The strength that is Marlene Dias
She has been both mother and father to her two boys, and on meagre salaries and odd jobs has made it work so that they could have a much better life than she did.
Marlene Dias says that life has never been easy for her, but she is driven by passion and a willingness to fight to the end.
“I have two grown boys, 19 and 29 years old – and I have been the mother and the father for them. The fathers decided from early that they wouldn’t be taking care of them, and so I had to take on both roles. Matter of fact, one of the fathers said he is not his child, so him nuh responsible.”
You can find Dias up to this very day from as early as 5:00 a.m. sweeping the street and then hustling as a newspaper vendor from around 8 o’clock to the latest possible time she can work.
“This is what I used to send them to school, to pay for CSEC (Caribbean Secondary Examination Certificate) exams.
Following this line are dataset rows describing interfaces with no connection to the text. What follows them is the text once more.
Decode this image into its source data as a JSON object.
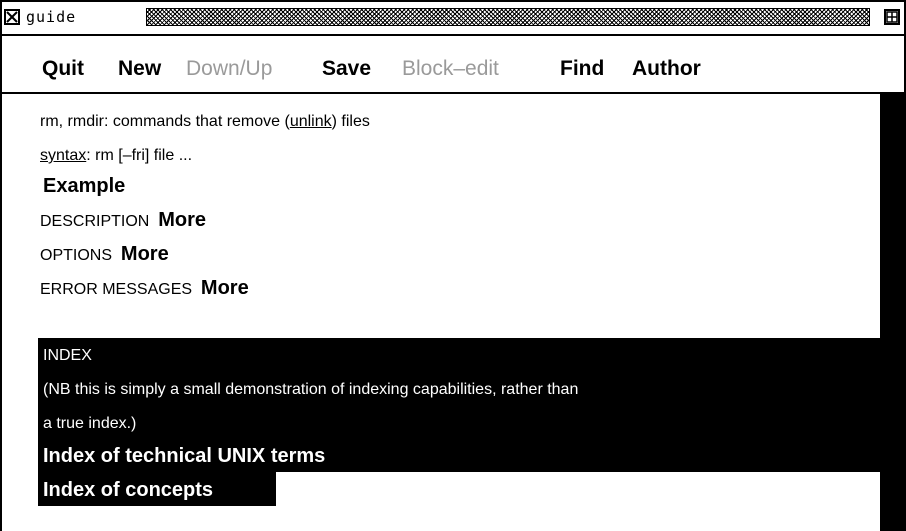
{
  "window": {
    "title": "guide",
    "icons": {
      "close": "close-box-icon",
      "resize": "resize-box-icon"
    }
  },
  "menu": {
    "quit": "Quit",
    "new": "New",
    "down_up": "Down/Up",
    "save": "Save",
    "block_edit": "Block–edit",
    "find": "Find",
    "author": "Author"
  },
  "content": {
    "heading_prefix": "rm, rmdir: commands that remove (",
    "heading_link": "unlink",
    "heading_suffix": ") files",
    "syntax_link": "syntax",
    "syntax_text": ":  rm [–fri] file ...",
    "example": "Example",
    "description_label": "DESCRIPTION",
    "description_more": "More",
    "options_label": "OPTIONS",
    "options_more": "More",
    "errors_label": "ERROR MESSAGES",
    "errors_more": "More",
    "index_title": "INDEX",
    "index_note_1": "(NB this is simply a small demonstration of indexing capabilities, rather than",
    "index_note_2": "a true index.)",
    "index_terms": "Index of technical UNIX terms",
    "index_concepts": "Index of concepts"
  },
  "colors": {
    "foreground": "#000000",
    "background": "#ffffff",
    "disabled": "#9a9a9a",
    "highlight_text": "#ffffff"
  }
}
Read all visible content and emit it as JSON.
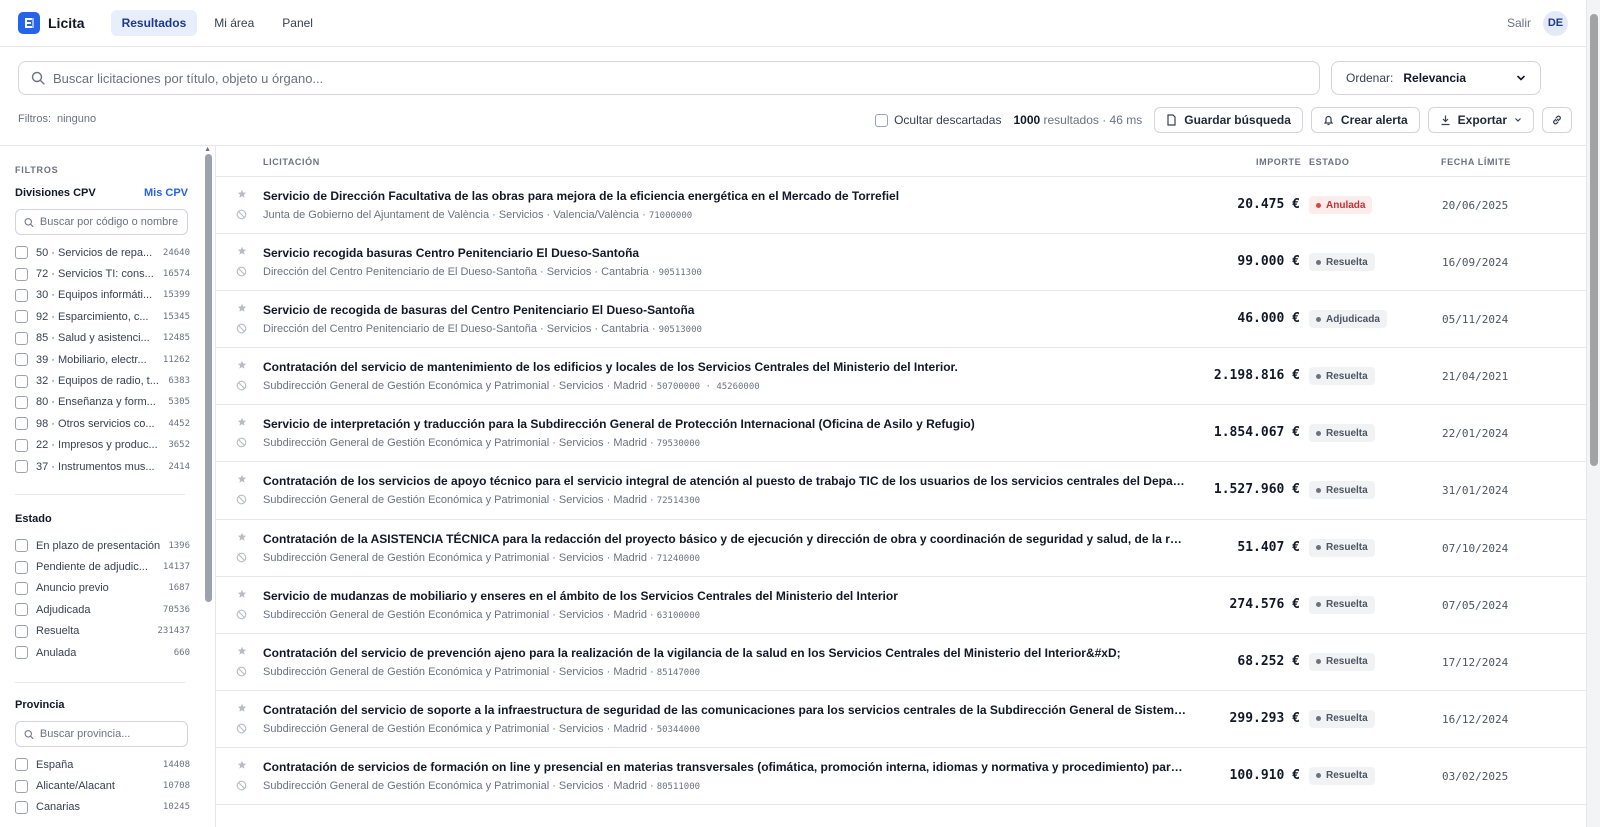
{
  "nav": {
    "brand": "Licita",
    "tabs": [
      {
        "label": "Resultados",
        "active": true
      },
      {
        "label": "Mi área",
        "active": false
      },
      {
        "label": "Panel",
        "active": false
      }
    ],
    "logout": "Salir",
    "avatar": "DE"
  },
  "search": {
    "placeholder": "Buscar licitaciones por título, objeto u órgano...",
    "value": ""
  },
  "sort": {
    "label": "Ordenar:",
    "value": "Relevancia"
  },
  "filters": {
    "label": "Filtros:",
    "value": "ninguno"
  },
  "toolbar": {
    "hide_discarded": "Ocultar descartadas",
    "result_count": "1000",
    "result_suffix": "resultados · 46 ms",
    "save_search": "Guardar búsqueda",
    "create_alert": "Crear alerta",
    "export": "Exportar"
  },
  "sidebar": {
    "title": "FILTROS",
    "cpv": {
      "heading": "Divisiones CPV",
      "link": "Mis CPV",
      "placeholder": "Buscar por código o nombre (p",
      "items": [
        {
          "label": "50 · Servicios de repa...",
          "count": "24640"
        },
        {
          "label": "72 · Servicios TI: cons...",
          "count": "16574"
        },
        {
          "label": "30 · Equipos informáti...",
          "count": "15399"
        },
        {
          "label": "92 · Esparcimiento, c...",
          "count": "15345"
        },
        {
          "label": "85 · Salud y asistenci...",
          "count": "12485"
        },
        {
          "label": "39 · Mobiliario, electr...",
          "count": "11262"
        },
        {
          "label": "32 · Equipos de radio, t...",
          "count": "6383"
        },
        {
          "label": "80 · Enseñanza y form...",
          "count": "5305"
        },
        {
          "label": "98 · Otros servicios co...",
          "count": "4452"
        },
        {
          "label": "22 · Impresos y produc...",
          "count": "3652"
        },
        {
          "label": "37 · Instrumentos mus...",
          "count": "2414"
        }
      ]
    },
    "estado": {
      "heading": "Estado",
      "items": [
        {
          "label": "En plazo de presentación",
          "count": "1396"
        },
        {
          "label": "Pendiente de adjudic...",
          "count": "14137"
        },
        {
          "label": "Anuncio previo",
          "count": "1687"
        },
        {
          "label": "Adjudicada",
          "count": "70536"
        },
        {
          "label": "Resuelta",
          "count": "231437"
        },
        {
          "label": "Anulada",
          "count": "660"
        }
      ]
    },
    "provincia": {
      "heading": "Provincia",
      "placeholder": "Buscar provincia...",
      "items": [
        {
          "label": "España",
          "count": "14408"
        },
        {
          "label": "Alicante/Alacant",
          "count": "10708"
        },
        {
          "label": "Canarias",
          "count": "10245"
        }
      ]
    }
  },
  "table": {
    "headers": {
      "licitacion": "LICITACIÓN",
      "importe": "IMPORTE",
      "estado": "ESTADO",
      "fecha": "FECHA LÍMITE"
    },
    "rows": [
      {
        "title": "Servicio de Dirección Facultativa de las obras para mejora de la eficiencia energética en el Mercado de Torrefiel",
        "meta": "Junta de Gobierno del Ajuntament de València · Servicios · Valencia/València · ",
        "cpv": "71000000",
        "amount": "20.475 €",
        "status": "Anulada",
        "status_color": "#e53e3e",
        "date": "20/06/2025"
      },
      {
        "title": "Servicio recogida basuras Centro Penitenciario El Dueso-Santoña",
        "meta": "Dirección del Centro Penitenciario de El Dueso-Santoña · Servicios · Cantabria · ",
        "cpv": "90511300",
        "amount": "99.000 €",
        "status": "Resuelta",
        "status_color": "#6b7280",
        "date": "16/09/2024"
      },
      {
        "title": "Servicio de recogida de basuras del Centro Penitenciario El Dueso-Santoña",
        "meta": "Dirección del Centro Penitenciario de El Dueso-Santoña · Servicios · Cantabria · ",
        "cpv": "90513000",
        "amount": "46.000 €",
        "status": "Adjudicada",
        "status_color": "#6b7280",
        "date": "05/11/2024"
      },
      {
        "title": "Contratación del servicio de mantenimiento de los edificios y locales de los Servicios Centrales del Ministerio del Interior.",
        "meta": "Subdirección General de Gestión Económica y Patrimonial · Servicios · Madrid · ",
        "cpv": "50700000 · 45260000",
        "amount": "2.198.816 €",
        "status": "Resuelta",
        "status_color": "#6b7280",
        "date": "21/04/2021"
      },
      {
        "title": "Servicio de interpretación y traducción para la Subdirección General de Protección Internacional (Oficina de Asilo y Refugio)",
        "meta": "Subdirección General de Gestión Económica y Patrimonial · Servicios · Madrid · ",
        "cpv": "79530000",
        "amount": "1.854.067 €",
        "status": "Resuelta",
        "status_color": "#6b7280",
        "date": "22/01/2024"
      },
      {
        "title": "Contratación de los servicios de apoyo técnico para el servicio integral de atención al puesto de trabajo TIC de los usuarios de los servicios centrales del Departamento, incl...",
        "meta": "Subdirección General de Gestión Económica y Patrimonial · Servicios · Madrid · ",
        "cpv": "72514300",
        "amount": "1.527.960 €",
        "status": "Resuelta",
        "status_color": "#6b7280",
        "date": "31/01/2024"
      },
      {
        "title": "Contratación de la ASISTENCIA TÉCNICA para la redacción del proyecto básico y de ejecución y dirección de obra y coordinación de seguridad y salud, de la reforma del sal...",
        "meta": "Subdirección General de Gestión Económica y Patrimonial · Servicios · Madrid · ",
        "cpv": "71240000",
        "amount": "51.407 €",
        "status": "Resuelta",
        "status_color": "#6b7280",
        "date": "07/10/2024"
      },
      {
        "title": "Servicio de mudanzas de mobiliario y enseres en el ámbito de los Servicios Centrales del Ministerio del Interior",
        "meta": "Subdirección General de Gestión Económica y Patrimonial · Servicios · Madrid · ",
        "cpv": "63100000",
        "amount": "274.576 €",
        "status": "Resuelta",
        "status_color": "#6b7280",
        "date": "07/05/2024"
      },
      {
        "title": "Contratación del servicio de prevención ajeno para la realización de la vigilancia de la salud en los Servicios Centrales del Ministerio del Interior&#xD;",
        "meta": "Subdirección General de Gestión Económica y Patrimonial · Servicios · Madrid · ",
        "cpv": "85147000",
        "amount": "68.252 €",
        "status": "Resuelta",
        "status_color": "#6b7280",
        "date": "17/12/2024"
      },
      {
        "title": "Contratación del servicio de soporte a la infraestructura de seguridad de las comunicaciones para los servicios centrales de la Subdirección General de Sistemas de Inform...",
        "meta": "Subdirección General de Gestión Económica y Patrimonial · Servicios · Madrid · ",
        "cpv": "50344000",
        "amount": "299.293 €",
        "status": "Resuelta",
        "status_color": "#6b7280",
        "date": "16/12/2024"
      },
      {
        "title": "Contratación de servicios de formación on line y presencial en materias transversales (ofimática, promoción interna, idiomas y normativa y procedimiento) para todos los e...",
        "meta": "Subdirección General de Gestión Económica y Patrimonial · Servicios · Madrid · ",
        "cpv": "80511000",
        "amount": "100.910 €",
        "status": "Resuelta",
        "status_color": "#6b7280",
        "date": "03/02/2025"
      }
    ]
  }
}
It was very hard, and it remains hard because you know your expenses increase. but the pay remain the same - and sometimes go lower too depending on the number of paper I sell. But I have to do what I have to do.”
Dias said there were days that it got so bad she had to keep her sons at home and send to the local church to ask for items to cook.
“Oh gosh, man! I have had some days! Me call them the roughest days of my life. I get paid every two weeks and sometimes I don’t get the money in time for them to go school on Monday. Sometimes for days my last son nuh go to school because there is just no money. I have had to call and beg people because me nuh have rice, me nuh have sugar…haffi send go get these things just so they could have it to eat and go to school.”
She continued, “I had to do $50, $100, and $1,000 partner for them to do CSEC subjects, and while one wasn’t successful, the last was able to get through.”
She said even though she still works the same jobs, she is happier now that she was able to use those small earning to school her children to the point where they are now working and sustaining themselves, and are even able help her when she is in great need.
“There were days I got really depressed: just feel like give up and no bother with nothing – but then me just pray and ask God fi the strength, and me just take time and do my little thing.”
Dias said because of her sacrifice, her sons have the utmost respect for her and are very protective of her.
Struggle not forever
“You see all the single mothers out there who are struggling like how me did struggle, just hold on and don’t give up. Time rough and hard, but be strong and no bother go out a di way fi get things. Just do your little much and push and go through. Just like how God help me fi take care of my two, God will help you, too.
“And to the man dem that don’t want to take up their responsibility: unuh must do better because woman alone cyan make baby. Them must learn to play dem role.”
Dias has hopes that she will one day be able to start a small shop and get enough funding to start her chicken-rearing business as it is not her wish to become a burden to anyone, but to continue to sustain herself.
“You know when you have children, they become your priority and you put a lot of things on the back burner. I feel like now is the time for me to make a move, even at 49 years old. I still want a house and I want to start my little shop and chicken business, and I know God is going to send help for me to get this start.”
This strong woman says she has no regrets in life but is happy for every experience as they all happen for a reason.